  1. Home
  2. Global Issues
  3. What does a Global Issues booklet look like?

What does a Global Issues booklet look like?

In the Global Issues program, participants read a provided futuristic scenario based on one of the competition topics for that year. After reading, participants work through our 6-step problem-solving process. In competitive settings, there are two hours to write all six steps.

Registered participants in established regional programs will be provided booklets or access to FPSOnline for competition. Participants who are not typing their work into FPSOnline, usually choose between typing on a collaborative digital document or handwriting. The booklets attached to this article can be downloaded and used for practice, or by affiliates as they choose.

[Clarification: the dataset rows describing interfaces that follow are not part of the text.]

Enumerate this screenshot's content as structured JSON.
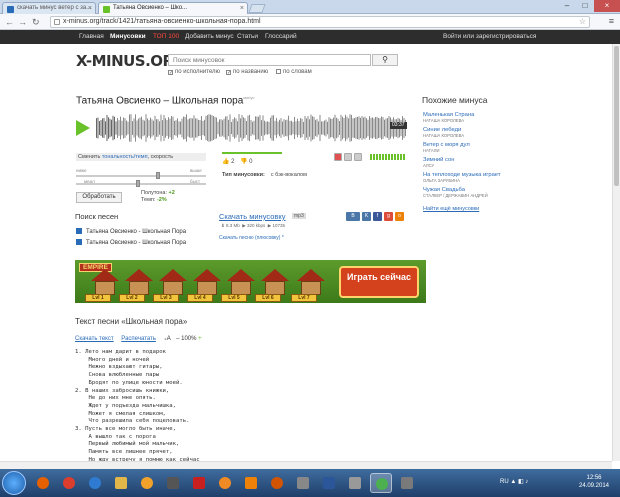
{
  "browser": {
    "tabs": [
      {
        "label": "скачать минус ветер с за...",
        "active": false
      },
      {
        "label": "Татьяна Овсиенко – Шко...",
        "active": true
      }
    ],
    "url": "x-minus.org/track/1421/татьяна-овсиенко-школьная-пора.html"
  },
  "sitenav": {
    "items": [
      "Главная",
      "Минусовки",
      "ТОП 100",
      "Добавить минус",
      "Статьи",
      "Глоссарий"
    ],
    "login": "Войти или зарегистрироваться"
  },
  "header": {
    "logo": "X-MINUS.ORG",
    "search_placeholder": "Поиск минусовок",
    "check_executor": "по исполнителю",
    "check_title": "по названию",
    "check_words": "по словам"
  },
  "track": {
    "title": "Татьяна Овсиенко – Школьная пора",
    "title_sup": "минус",
    "duration": "03:37",
    "ctrl_prefix": "Сменить ",
    "ctrl_link": "тональность/темп",
    "ctrl_suffix": ", скорость",
    "lbl_lower": "ниже",
    "lbl_higher": "выше",
    "lbl_slower": "медл",
    "lbl_faster": "быст",
    "process": "Обработать",
    "tone_label": "Полутона:",
    "tone_value": "+2",
    "tempo_label": "Темп:",
    "tempo_value": "-2%",
    "likes": "2",
    "dislikes": "0",
    "type_label": "Тип минусовки:",
    "type_value": "с бэк-вокалом",
    "download": "Скачать минусовку",
    "format": "mp3",
    "size": "8.3 Mb",
    "bitrate": "320 kbps",
    "downloads": "10735",
    "download_plus": "Скачать песню (плюсовку) *"
  },
  "song_search": {
    "title": "Поиск песен",
    "results": [
      "Татьяна Овсиенко - Школьная Пора",
      "Татьяна Овсиенко - Школьная Пора"
    ]
  },
  "banner": {
    "empire": "EMPIRE",
    "cta": "Играть сейчас",
    "levels": [
      "Lvl 1",
      "Lvl 2",
      "Lvl 3",
      "Lvl 4",
      "Lvl 5",
      "Lvl 6",
      "Lvl 7"
    ]
  },
  "lyrics": {
    "title": "Текст песни «Школьная пора»",
    "download": "Скачать текст",
    "print": "Распечатать",
    "size": "100%",
    "text": "1. Лето нам дарит в подарок\n    Много дней и ночей\n    Нежно вздыхают гитары,\n    Снова влюбленные пары\n    Бродят по улице юности моей.\n2. В наших забросишь книжки,\n    Не до них мне опять.\n    Ждет у подъезда мальчишка,\n    Может я смелая слишком,\n    Что разрешила себя поцеловать.\n3. Пусть все могло быть иначе,\n    А вышло так с порога\n    Первый любимый мой мальчик,\n    Память все лишнее прячет,\n    Но жду встречу я помню как сейчас\nПРИПЕВ\n    Школьная пора и при всякой погоде"
  },
  "sidebar": {
    "title": "Похожие минуса",
    "items": [
      {
        "song": "Маленькая Страна",
        "artist": "НАТАША КОРОЛЕВА"
      },
      {
        "song": "Синие лебеди",
        "artist": "НАТАША КОРОЛЕВА"
      },
      {
        "song": "Ветер с моря дул",
        "artist": "НАТАЛИ"
      },
      {
        "song": "Зимний сон",
        "artist": "АЛСУ"
      },
      {
        "song": "На теплоходе музыка играет",
        "artist": "ОЛЬГА ЗАРУБИНА"
      },
      {
        "song": "Чужая Свадьба",
        "artist": "СТАЛКЕР / ДЕРЖАВИН АНДРЕЙ"
      }
    ],
    "more": "Найти ещё минусовки"
  },
  "taskbar": {
    "lang": "RU",
    "time": "12:56",
    "date": "24.09.2014"
  }
}
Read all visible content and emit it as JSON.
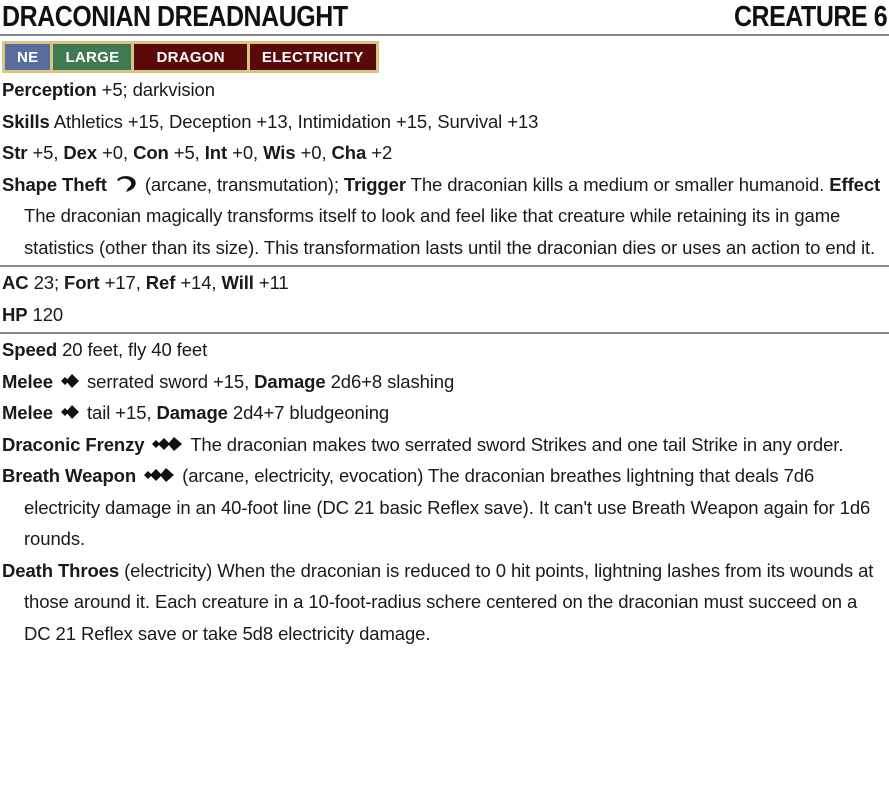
{
  "header": {
    "name": "DRACONIAN DREADNAUGHT",
    "level": "CREATURE 6"
  },
  "traits": [
    {
      "label": "NE",
      "color": "#5a6c9c"
    },
    {
      "label": "LARGE",
      "color": "#3f7a52"
    },
    {
      "label": "DRAGON",
      "color": "#5b0a0a"
    },
    {
      "label": "ELECTRICITY",
      "color": "#5b0a0a"
    }
  ],
  "perception": {
    "label": "Perception",
    "text": " +5; darkvision"
  },
  "skills": {
    "label": "Skills",
    "text": " Athletics +15, Deception +13, Intimidation +15, Survival +13"
  },
  "abilities": [
    {
      "label": "Str",
      "value": " +5, "
    },
    {
      "label": "Dex",
      "value": " +0, "
    },
    {
      "label": "Con",
      "value": " +5, "
    },
    {
      "label": "Int",
      "value": " +0, "
    },
    {
      "label": "Wis",
      "value": " +0, "
    },
    {
      "label": "Cha",
      "value": " +2"
    }
  ],
  "shape_theft": {
    "label": "Shape Theft",
    "traits": " (arcane, transmutation); ",
    "trigger_label": "Trigger",
    "trigger_text": " The draconian kills a medium or smaller humanoid. ",
    "effect_label": "Effect",
    "effect_text": " The draconian magically transforms itself to look and feel like that creature while retaining its in game statistics (other than its size). This transformation lasts until the draconian dies or uses an action to end it."
  },
  "defense": {
    "ac_label": "AC",
    "ac_text": " 23; ",
    "fort_label": "Fort",
    "fort_text": " +17, ",
    "ref_label": "Ref",
    "ref_text": " +14, ",
    "will_label": "Will",
    "will_text": " +11",
    "hp_label": "HP",
    "hp_text": " 120"
  },
  "speed": {
    "label": "Speed",
    "text": " 20 feet, fly 40 feet"
  },
  "melee": [
    {
      "label": "Melee",
      "text": " serrated sword +15, ",
      "damage_label": "Damage",
      "damage_text": " 2d6+8 slashing"
    },
    {
      "label": "Melee",
      "text": " tail +15, ",
      "damage_label": "Damage",
      "damage_text": " 2d4+7 bludgeoning"
    }
  ],
  "draconic_frenzy": {
    "label": "Draconic Frenzy",
    "text": " The draconian makes two serrated sword Strikes and one tail Strike in any order."
  },
  "breath_weapon": {
    "label": "Breath Weapon",
    "text": " (arcane, electricity, evocation) The draconian breathes lightning that deals 7d6 electricity damage in an 40-foot line (DC 21 basic Reflex save). It can't use Breath Weapon again for 1d6 rounds."
  },
  "death_throes": {
    "label": "Death Throes",
    "text": " (electricity) When the draconian is reduced to 0 hit points, lightning lashes from its wounds at those around it. Each creature in a 10-foot-radius schere centered on the draconian must succeed on a DC 21 Reflex save or take 5d8 electricity damage."
  },
  "icons": {
    "reaction": "reaction-icon",
    "single_action": "single-action-icon",
    "two_actions": "two-actions-icon"
  }
}
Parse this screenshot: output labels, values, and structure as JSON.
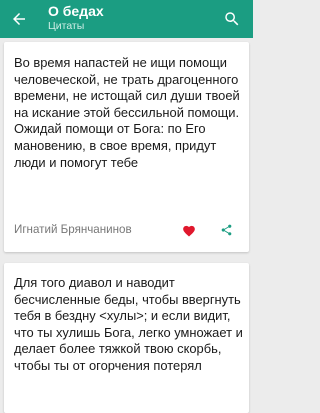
{
  "appbar": {
    "title": "О бедах",
    "subtitle": "Цитаты",
    "back_icon": "arrow-back-icon",
    "search_icon": "search-icon"
  },
  "colors": {
    "primary": "#1b9d82",
    "heart": "#e0182d",
    "share": "#1b9d82"
  },
  "quotes": [
    {
      "text": "Во время напастей не ищи помощи человеческой, не трать драгоценного времени, не истощай сил души твоей на искание этой бессильной помощи. Ожидай помощи от Бога: по Его мановению, в свое время, придут люди и помогут тебе",
      "author": "Игнатий Брянчанинов",
      "favorite_icon": "heart-icon",
      "share_icon": "share-icon"
    },
    {
      "text": "Для того диавол и наводит бесчисленные беды, чтобы ввергнуть тебя в бездну <хулы>; и если видит, что ты хулишь Бога, легко умножает и делает более тяжкой твою скорбь, чтобы ты от огорчения потерял"
    }
  ]
}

Team or Individual

Global Issues teams and individuals both complete all six steps within the two hour competition time. Teams write more challenges and solutions in steps one and three, and rank more solutions in step five, than individuals.

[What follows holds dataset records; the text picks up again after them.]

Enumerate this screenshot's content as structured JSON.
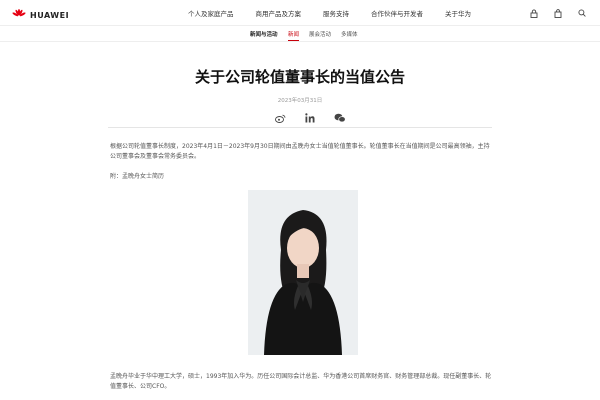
{
  "brand": {
    "name": "HUAWEI"
  },
  "topnav": {
    "items": [
      {
        "label": "个人及家庭产品"
      },
      {
        "label": "商用产品及方案"
      },
      {
        "label": "服务支持"
      },
      {
        "label": "合作伙伴与开发者"
      },
      {
        "label": "关于华为"
      }
    ],
    "icons": [
      "lock-icon",
      "bag-icon",
      "search-icon"
    ]
  },
  "subnav": {
    "title": "新闻与活动",
    "links": [
      {
        "label": "新闻",
        "active": true
      },
      {
        "label": "展会活动",
        "active": false
      },
      {
        "label": "多媒体",
        "active": false
      }
    ]
  },
  "article": {
    "title": "关于公司轮值董事长的当值公告",
    "date": "2023年03月31日",
    "share_icons": [
      "weibo-icon",
      "linkedin-icon",
      "wechat-icon"
    ],
    "paragraph1": "根据公司轮值董事长制度，2023年4月1日－2023年9月30日期间由孟晚舟女士当值轮值董事长。轮值董事长在当值期间是公司最高领袖，主持公司董事会及董事会常务委员会。",
    "paragraph2": "附：孟晚舟女士简历",
    "paragraph3": "孟晚舟毕业于华中理工大学，硕士，1993年加入华为。历任公司国际会计总监、华为香港公司首席财务官、财务管理部总裁。现任副董事长、轮值董事长、公司CFO。"
  },
  "colors": {
    "accent": "#c7000b",
    "brand_red": "#e60012"
  }
}
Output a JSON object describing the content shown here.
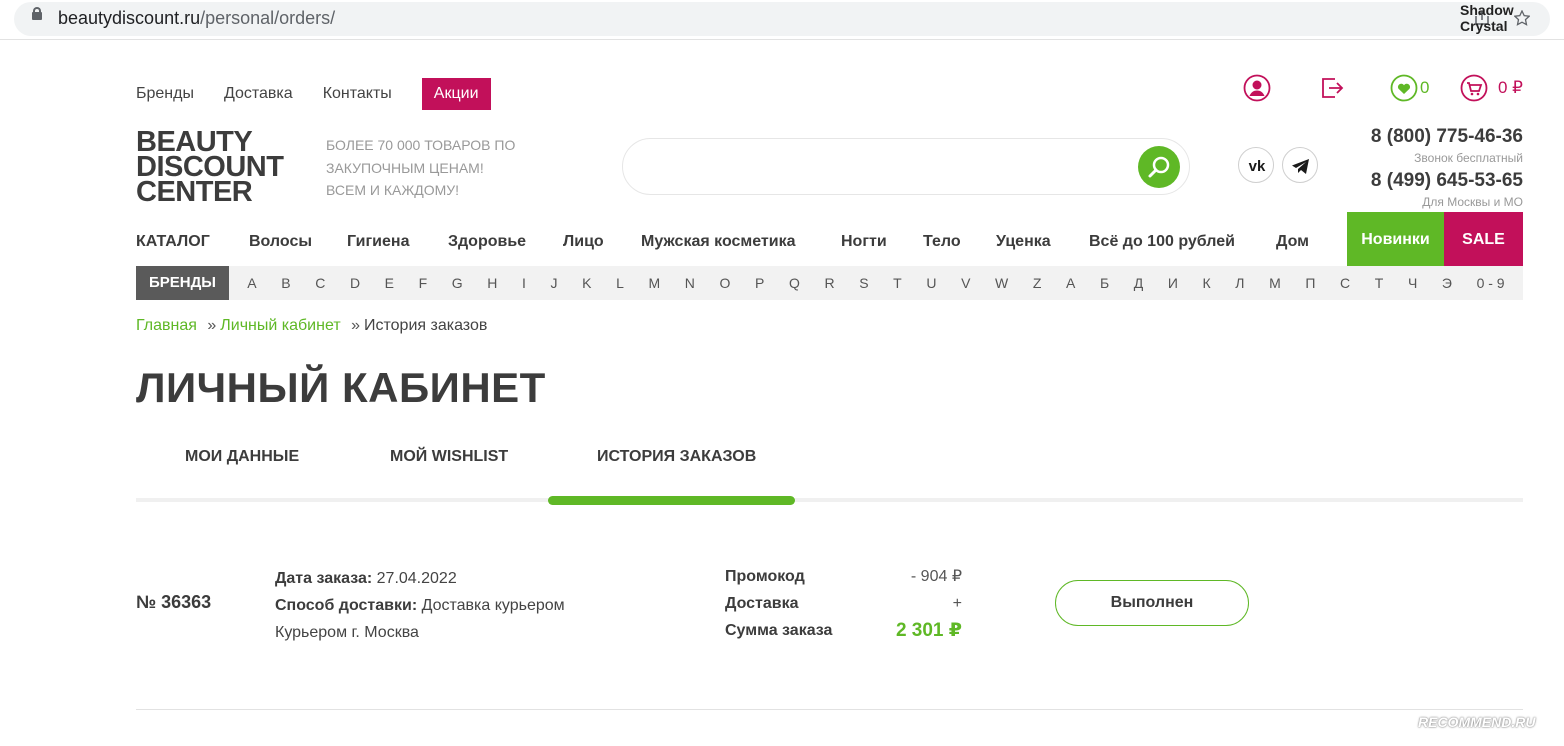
{
  "browser": {
    "url_domain": "beautydiscount.ru",
    "url_path": "/personal/orders/",
    "profile_name": "Shadow Crystal"
  },
  "topnav": {
    "links": [
      "Бренды",
      "Доставка",
      "Контакты"
    ],
    "promo": "Акции",
    "wishlist_count": "0",
    "cart_total": "0 ₽"
  },
  "logo": {
    "line1": "BEAUTY",
    "line2": "DISCOUNT",
    "line3": "CENTER"
  },
  "tagline": [
    "БОЛЕЕ 70 000 ТОВАРОВ ПО",
    "ЗАКУПОЧНЫМ ЦЕНАМ!",
    "ВСЕМ И КАЖДОМУ!"
  ],
  "search": {
    "placeholder": ""
  },
  "contacts": {
    "phone1": "8 (800) 775-46-36",
    "phone1_note": "Звонок бесплатный",
    "phone2": "8 (499) 645-53-65",
    "phone2_note": "Для Москвы и МО"
  },
  "catalog_menu": {
    "items": [
      "КАТАЛОГ",
      "Волосы",
      "Гигиена",
      "Здоровье",
      "Лицо",
      "Мужская косметика",
      "Ногти",
      "Тело",
      "Уценка",
      "Всё до 100 рублей",
      "Дом"
    ],
    "novinki": "Новинки",
    "sale": "SALE"
  },
  "brands": {
    "label": "БРЕНДЫ",
    "letters": [
      "A",
      "B",
      "C",
      "D",
      "E",
      "F",
      "G",
      "H",
      "I",
      "J",
      "K",
      "L",
      "M",
      "N",
      "O",
      "P",
      "Q",
      "R",
      "S",
      "T",
      "U",
      "V",
      "W",
      "Z",
      "А",
      "Б",
      "Д",
      "И",
      "К",
      "Л",
      "М",
      "П",
      "С",
      "Т",
      "Ч",
      "Э",
      "0 - 9"
    ]
  },
  "breadcrumb": {
    "home": "Главная",
    "cabinet": "Личный кабинет",
    "current": "История заказов",
    "separator": "»"
  },
  "page_title": "ЛИЧНЫЙ КАБИНЕТ",
  "tabs": [
    "МОИ ДАННЫЕ",
    "МОЙ WISHLIST",
    "ИСТОРИЯ ЗАКАЗОВ"
  ],
  "order": {
    "number": "№ 36363",
    "date_label": "Дата заказа:",
    "date": "27.04.2022",
    "delivery_label": "Способ доставки:",
    "delivery": "Доставка курьером",
    "delivery_detail": "Курьером г. Москва",
    "promo_label": "Промокод",
    "promo_value": "- 904 ₽",
    "shipping_label": "Доставка",
    "shipping_value": "+",
    "total_label": "Сумма заказа",
    "total_value": "2 301 ₽",
    "status": "Выполнен"
  },
  "watermark": "RECOMMEND.RU",
  "colors": {
    "green": "#5fb826",
    "crimson": "#c2105a"
  }
}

TeamsIndividuals
Step 116 challenges8 challenges
Step 21 underlying problem1 underlying problem
Step 316 solutions8 solutions
Step 45 criteria5 criteria
Step 58 ranked solutions5 ranked solutions
Step 61 discussion of criteria & action plan1 discussion of criteria & action plan

Attachments (Examples)

Article Attachments

Related Articles

Need help?

Send us an email.
Contact Us

April Michele

April Michele Bio

Executive Director

A seasoned educator, April Michele has served as the Executive Director since 2018 and been with Future Problem Solving more than a decade. Her background in advanced curriculum strategies and highly engaging learning techniques translates well in the development of materials, publications, training, and marketing for the organization and its global network. April’s expertise includes pedagogy and strategies for critical and creative thinking and providing quality educational services for students and adults worldwide.

Prior to joining Future Problem Solving, April taught elementary and middle grades, spending most of her classroom career in Gifted Education. She earned the National Board Certification (NBPTS) as a Middle Childhood/Generalist and later served as a National Board Assessor for the certification of others. She was trained and applied the International Baccalaureate Middle Years Programme (MYP) in Humanities, which helped widen the educational scope and boundaries beyond the U.S. In addition, April facilitated the Theory and Development of Creativity course for state level certification of teachers. She has also collaborated on a variety of special projects through the Department of Education.

A graduate of the University of Central Florida with a bachelor’s in Elementary Education and the University of South Florida with a master’s in Gifted Education, April’s passion is providing a challenging curriculum for 21st century students so they are equipped with the problem solving and ethical leadership skills they need to thrive in the future. As a board member in her local Rotary Club, she facilitates problem solving in leadership at the Rotary Youth Leadership Awards (RYLA). She is also a certified Project Management Professional (PMP) from the Project Management Institute and earned her certificate in Nonprofit Management from the Edyth Bush Institute at Rollins College.